▶ **Description of the task**
Each record below should be set down exactly.

Segment Start: Records to use

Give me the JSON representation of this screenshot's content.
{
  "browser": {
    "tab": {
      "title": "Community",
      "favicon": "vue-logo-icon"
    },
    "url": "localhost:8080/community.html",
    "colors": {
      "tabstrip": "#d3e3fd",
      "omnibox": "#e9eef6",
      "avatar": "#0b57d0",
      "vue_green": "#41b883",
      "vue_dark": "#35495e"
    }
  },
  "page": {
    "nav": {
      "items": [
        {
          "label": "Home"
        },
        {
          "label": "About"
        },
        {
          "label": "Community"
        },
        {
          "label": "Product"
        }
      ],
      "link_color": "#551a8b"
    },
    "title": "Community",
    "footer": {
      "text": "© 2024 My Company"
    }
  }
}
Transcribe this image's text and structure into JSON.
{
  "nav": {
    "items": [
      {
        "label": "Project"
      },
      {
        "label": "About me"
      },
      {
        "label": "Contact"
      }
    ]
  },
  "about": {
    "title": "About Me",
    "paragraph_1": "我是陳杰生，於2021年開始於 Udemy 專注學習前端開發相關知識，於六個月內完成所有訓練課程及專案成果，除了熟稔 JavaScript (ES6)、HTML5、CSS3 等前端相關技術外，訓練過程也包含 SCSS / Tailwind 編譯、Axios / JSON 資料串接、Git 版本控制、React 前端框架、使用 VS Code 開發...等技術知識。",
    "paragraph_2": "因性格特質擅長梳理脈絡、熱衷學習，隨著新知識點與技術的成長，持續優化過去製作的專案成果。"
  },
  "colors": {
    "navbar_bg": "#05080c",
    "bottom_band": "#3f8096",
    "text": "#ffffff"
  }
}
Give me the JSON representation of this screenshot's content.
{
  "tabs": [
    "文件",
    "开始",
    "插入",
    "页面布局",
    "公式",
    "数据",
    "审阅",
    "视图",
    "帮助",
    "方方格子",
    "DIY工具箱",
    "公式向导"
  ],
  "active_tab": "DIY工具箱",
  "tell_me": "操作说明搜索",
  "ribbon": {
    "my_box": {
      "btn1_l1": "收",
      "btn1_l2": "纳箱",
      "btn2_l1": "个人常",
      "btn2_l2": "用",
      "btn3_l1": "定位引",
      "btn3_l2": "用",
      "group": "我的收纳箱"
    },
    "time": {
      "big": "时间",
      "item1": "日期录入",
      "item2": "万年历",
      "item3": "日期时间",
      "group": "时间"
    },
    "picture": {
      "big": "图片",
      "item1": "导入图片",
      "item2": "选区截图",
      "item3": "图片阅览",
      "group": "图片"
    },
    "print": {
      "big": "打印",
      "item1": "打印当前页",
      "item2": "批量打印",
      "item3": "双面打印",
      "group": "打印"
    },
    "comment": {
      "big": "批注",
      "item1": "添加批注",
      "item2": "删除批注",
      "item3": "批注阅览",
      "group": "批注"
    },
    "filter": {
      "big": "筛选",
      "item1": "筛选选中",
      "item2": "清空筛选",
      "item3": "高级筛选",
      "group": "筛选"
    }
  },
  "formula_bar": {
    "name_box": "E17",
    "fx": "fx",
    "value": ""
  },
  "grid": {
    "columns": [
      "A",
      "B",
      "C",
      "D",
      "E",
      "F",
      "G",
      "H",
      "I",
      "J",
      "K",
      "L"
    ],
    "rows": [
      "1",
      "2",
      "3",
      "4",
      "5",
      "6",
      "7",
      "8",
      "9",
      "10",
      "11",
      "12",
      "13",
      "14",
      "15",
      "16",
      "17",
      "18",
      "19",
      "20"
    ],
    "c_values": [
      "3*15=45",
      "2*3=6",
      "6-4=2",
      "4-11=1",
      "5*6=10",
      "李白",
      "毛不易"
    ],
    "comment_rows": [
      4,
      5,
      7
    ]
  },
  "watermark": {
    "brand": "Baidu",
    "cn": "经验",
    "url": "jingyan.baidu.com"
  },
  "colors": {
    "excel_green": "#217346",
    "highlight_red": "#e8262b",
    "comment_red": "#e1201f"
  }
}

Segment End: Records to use

▶ **Expected output**
Give me the JSON representation of this screenshot's content.
{
  "browser": {
    "tab": {
      "title": "Community",
      "favicon": "vue-logo-icon"
    },
    "url": "localhost:8080/community.html",
    "colors": {
      "tabstrip": "#d3e3fd",
      "omnibox": "#e9eef6",
      "avatar": "#0b57d0",
      "vue_green": "#41b883",
      "vue_dark": "#35495e"
    }
  },
  "page": {
    "nav": {
      "items": [
        {
          "label": "Home"
        },
        {
          "label": "About"
        },
        {
          "label": "Community"
        },
        {
          "label": "Product"
        }
      ],
      "link_color": "#551a8b"
    },
    "title": "Community",
    "footer": {
      "text": "© 2024 My Company"
    }
  }
}
Transcribe this image's text and structure into JSON.
{
  "nav": {
    "items": [
      {
        "label": "Project"
      },
      {
        "label": "About me"
      },
      {
        "label": "Contact"
      }
    ]
  },
  "about": {
    "title": "About Me",
    "paragraph_1": "我是陳杰生，於2021年開始於 Udemy 專注學習前端開發相關知識，於六個月內完成所有訓練課程及專案成果，除了熟稔 JavaScript (ES6)、HTML5、CSS3 等前端相關技術外，訓練過程也包含 SCSS / Tailwind 編譯、Axios / JSON 資料串接、Git 版本控制、React 前端框架、使用 VS Code 開發...等技術知識。",
    "paragraph_2": "因性格特質擅長梳理脈絡、熱衷學習，隨著新知識點與技術的成長，持續優化過去製作的專案成果。"
  },
  "colors": {
    "navbar_bg": "#05080c",
    "bottom_band": "#3f8096",
    "text": "#ffffff"
  }
}
Give me the JSON representation of this screenshot's content.
{
  "tabs": [
    "文件",
    "开始",
    "插入",
    "页面布局",
    "公式",
    "数据",
    "审阅",
    "视图",
    "帮助",
    "方方格子",
    "DIY工具箱",
    "公式向导"
  ],
  "active_tab": "DIY工具箱",
  "tell_me": "操作说明搜索",
  "ribbon": {
    "my_box": {
      "btn1_l1": "收",
      "btn1_l2": "纳箱",
      "btn2_l1": "个人常",
      "btn2_l2": "用",
      "btn3_l1": "定位引",
      "btn3_l2": "用",
      "group": "我的收纳箱"
    },
    "time": {
      "big": "时间",
      "item1": "日期录入",
      "item2": "万年历",
      "item3": "日期时间",
      "group": "时间"
    },
    "picture": {
      "big": "图片",
      "item1": "导入图片",
      "item2": "选区截图",
      "item3": "图片阅览",
      "group": "图片"
    },
    "print": {
      "big": "打印",
      "item1": "打印当前页",
      "item2": "批量打印",
      "item3": "双面打印",
      "group": "打印"
    },
    "comment": {
      "big": "批注",
      "item1": "添加批注",
      "item2": "删除批注",
      "item3": "批注阅览",
      "group": "批注"
    },
    "filter": {
      "big": "筛选",
      "item1": "筛选选中",
      "item2": "清空筛选",
      "item3": "高级筛选",
      "group": "筛选"
    }
  },
  "formula_bar": {
    "name_box": "E17",
    "fx": "fx",
    "value": ""
  },
  "grid": {
    "columns": [
      "A",
      "B",
      "C",
      "D",
      "E",
      "F",
      "G",
      "H",
      "I",
      "J",
      "K",
      "L"
    ],
    "rows": [
      "1",
      "2",
      "3",
      "4",
      "5",
      "6",
      "7",
      "8",
      "9",
      "10",
      "11",
      "12",
      "13",
      "14",
      "15",
      "16",
      "17",
      "18",
      "19",
      "20"
    ],
    "c_values": [
      "3*15=45",
      "2*3=6",
      "6-4=2",
      "4-11=1",
      "5*6=10",
      "李白",
      "毛不易"
    ],
    "comment_rows": [
      4,
      5,
      7
    ]
  },
  "watermark": {
    "brand": "Baidu",
    "cn": "经验",
    "url": "jingyan.baidu.com"
  },
  "colors": {
    "excel_green": "#217346",
    "highlight_red": "#e8262b",
    "comment_red": "#e1201f"
  }
}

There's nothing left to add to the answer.